─── SUPPLIED DATA ───

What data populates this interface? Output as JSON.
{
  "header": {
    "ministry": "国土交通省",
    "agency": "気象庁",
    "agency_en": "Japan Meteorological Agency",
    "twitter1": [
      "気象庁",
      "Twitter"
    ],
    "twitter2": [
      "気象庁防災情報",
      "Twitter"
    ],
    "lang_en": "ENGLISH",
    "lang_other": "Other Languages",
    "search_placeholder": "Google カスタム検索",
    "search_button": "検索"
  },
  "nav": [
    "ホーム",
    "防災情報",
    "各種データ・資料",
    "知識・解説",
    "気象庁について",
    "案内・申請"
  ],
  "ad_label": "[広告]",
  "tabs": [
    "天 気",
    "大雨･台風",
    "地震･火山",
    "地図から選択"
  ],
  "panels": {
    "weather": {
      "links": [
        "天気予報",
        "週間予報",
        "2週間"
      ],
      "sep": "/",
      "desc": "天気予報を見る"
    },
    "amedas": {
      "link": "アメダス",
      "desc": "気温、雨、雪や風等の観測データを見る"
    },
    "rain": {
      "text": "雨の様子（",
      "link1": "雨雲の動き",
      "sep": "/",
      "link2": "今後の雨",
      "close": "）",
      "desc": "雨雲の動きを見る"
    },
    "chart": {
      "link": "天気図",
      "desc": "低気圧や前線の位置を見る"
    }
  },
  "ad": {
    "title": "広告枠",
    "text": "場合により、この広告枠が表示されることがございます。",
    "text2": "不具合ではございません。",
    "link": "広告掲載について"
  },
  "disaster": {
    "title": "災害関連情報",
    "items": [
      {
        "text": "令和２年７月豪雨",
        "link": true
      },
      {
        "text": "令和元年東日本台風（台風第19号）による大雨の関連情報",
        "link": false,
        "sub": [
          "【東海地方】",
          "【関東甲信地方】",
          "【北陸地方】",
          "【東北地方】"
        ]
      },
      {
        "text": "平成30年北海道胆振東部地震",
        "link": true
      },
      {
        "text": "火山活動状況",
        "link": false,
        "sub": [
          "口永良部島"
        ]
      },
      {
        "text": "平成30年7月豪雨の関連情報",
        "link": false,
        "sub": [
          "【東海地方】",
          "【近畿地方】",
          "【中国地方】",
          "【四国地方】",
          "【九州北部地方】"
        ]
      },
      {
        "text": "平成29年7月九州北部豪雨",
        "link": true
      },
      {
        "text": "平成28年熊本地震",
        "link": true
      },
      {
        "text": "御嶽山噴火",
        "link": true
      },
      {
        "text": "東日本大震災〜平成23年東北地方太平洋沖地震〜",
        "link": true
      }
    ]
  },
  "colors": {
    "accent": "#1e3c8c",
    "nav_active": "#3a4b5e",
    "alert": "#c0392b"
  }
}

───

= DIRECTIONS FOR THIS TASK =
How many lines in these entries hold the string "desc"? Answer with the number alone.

= SOLUTION TO THE PROBLEM =
4